    • Focus on an area of refinement from the first semester classroom visit to support additional improvement.
    • Feedback: Although walk-throughs are unscored, it is still important to provide feedback. A formal post-conference is not necessary after a walk-through. A brief, informal conversation, note, or email following the walk though to share immediate feedback is sufficient.
    • Documentation: Requirements for walk-through documentation are at each district’s discretion.

Guidance on Summative Conferences

 

Before beginning observations for the current school year, evaluators should have summative conferences with all educators to review their evaluation results from the previous school year. Summative conferences often occur at the end of the school year, but some may not be completed until the beginning of the following school year. In addition to discussing scores from the previous year, summative conferences should incorporate the main components of a coaching conversation to ensure that it is productive.

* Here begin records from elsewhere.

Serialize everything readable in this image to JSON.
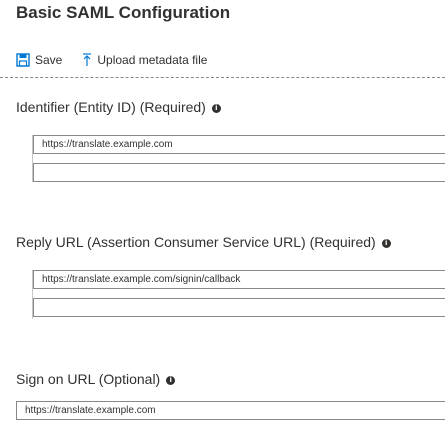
{
  "panel": {
    "title": "Basic SAML Configuration"
  },
  "toolbar": {
    "save_label": "Save",
    "upload_label": "Upload metadata file",
    "save_icon": "save-icon",
    "upload_icon": "upload-icon"
  },
  "identifier": {
    "label": "Identifier (Entity ID) (Required)",
    "values": [
      "https://translate.example.com",
      ""
    ]
  },
  "reply_url": {
    "label": "Reply URL (Assertion Consumer Service URL) (Required)",
    "values": [
      "https://translate.example.com/signin/callback",
      ""
    ]
  },
  "sign_on_url": {
    "label": "Sign on URL (Optional)",
    "value": "https://translate.example.com"
  },
  "colors": {
    "accent": "#0078d4",
    "text": "#323130",
    "border": "#8a8886"
  }
}
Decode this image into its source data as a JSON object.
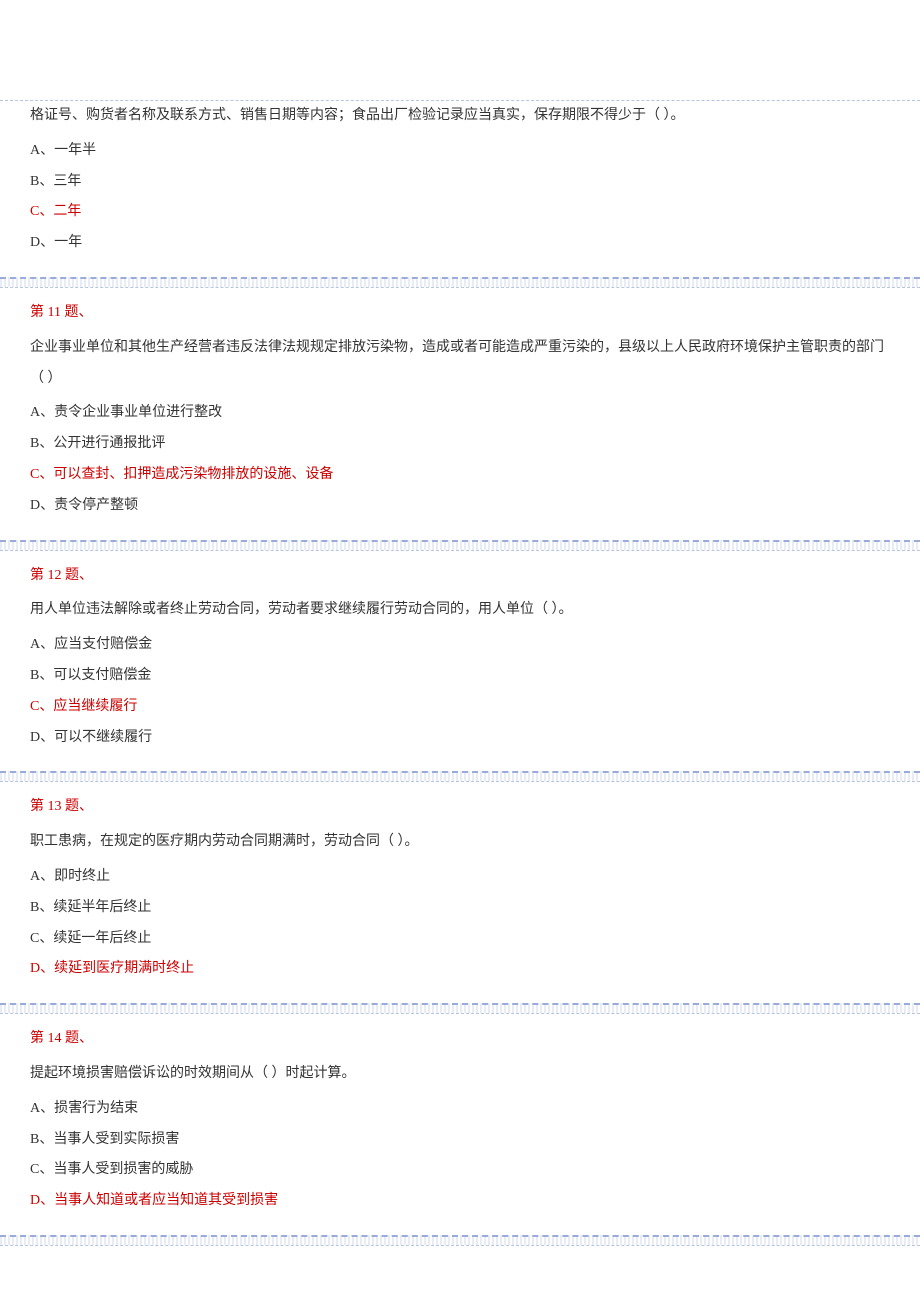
{
  "q10": {
    "continued_text": "格证号、购货者名称及联系方式、销售日期等内容；食品出厂检验记录应当真实，保存期限不得少于（  ）。",
    "options": {
      "a": "A、一年半",
      "b": "B、三年",
      "c": "C、二年",
      "d": "D、一年"
    }
  },
  "q11": {
    "title": "第 11 题、",
    "text": "企业事业单位和其他生产经营者违反法律法规规定排放污染物，造成或者可能造成严重污染的，县级以上人民政府环境保护主管职责的部门（  ）",
    "options": {
      "a": "A、责令企业事业单位进行整改",
      "b": "B、公开进行通报批评",
      "c": "C、可以查封、扣押造成污染物排放的设施、设备",
      "d": "D、责令停产整顿"
    }
  },
  "q12": {
    "title": "第 12 题、",
    "text": "用人单位违法解除或者终止劳动合同，劳动者要求继续履行劳动合同的，用人单位（  ）。",
    "options": {
      "a": "A、应当支付赔偿金",
      "b": "B、可以支付赔偿金",
      "c": "C、应当继续履行",
      "d": "D、可以不继续履行"
    }
  },
  "q13": {
    "title": "第 13 题、",
    "text": "职工患病，在规定的医疗期内劳动合同期满时，劳动合同（  ）。",
    "options": {
      "a": "A、即时终止",
      "b": "B、续延半年后终止",
      "c": "C、续延一年后终止",
      "d": "D、续延到医疗期满时终止"
    }
  },
  "q14": {
    "title": "第 14 题、",
    "text": "提起环境损害赔偿诉讼的时效期间从（  ）时起计算。",
    "options": {
      "a": "A、损害行为结束",
      "b": "B、当事人受到实际损害",
      "c": "C、当事人受到损害的威胁",
      "d": "D、当事人知道或者应当知道其受到损害"
    }
  }
}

  • Required Components: 
    • Discuss professionalism scores.
    • Share final qualitative (observation) data scores.
    • Share final 15% quantitative data (if measure is available).
    • Explain when and how the overall score will be calculated.
  •  Other Components:
    • Commend places of progress.
    • Focus on the places in need of continued refinement.
  • Saving Time:
    • Ensure teachers view their data prior to the meeting.
      • Incorporate this meeting with existing end of year wrap-up meetings or beginning of year initial coaching conversations.
      • Note that there is no required form for the summative conference. Any documentation required is at the district’s discretion.
  • Coaching Conversations:
    • Begin the coaching conversation by communicating the purpose and goals to help reduce teacher anxiety.
    • Emphasize the need for teacher growth and improvement through changing and refining strategies instead of stating the need to “bring up scores from this year”.
      • Use formative and summative data from the previous year to discuss patterns in teaching practices related to student growth.
      • Provide specific strategies, based on your analysis of the teacher’s areas for growth, including timelines for regular check-ins.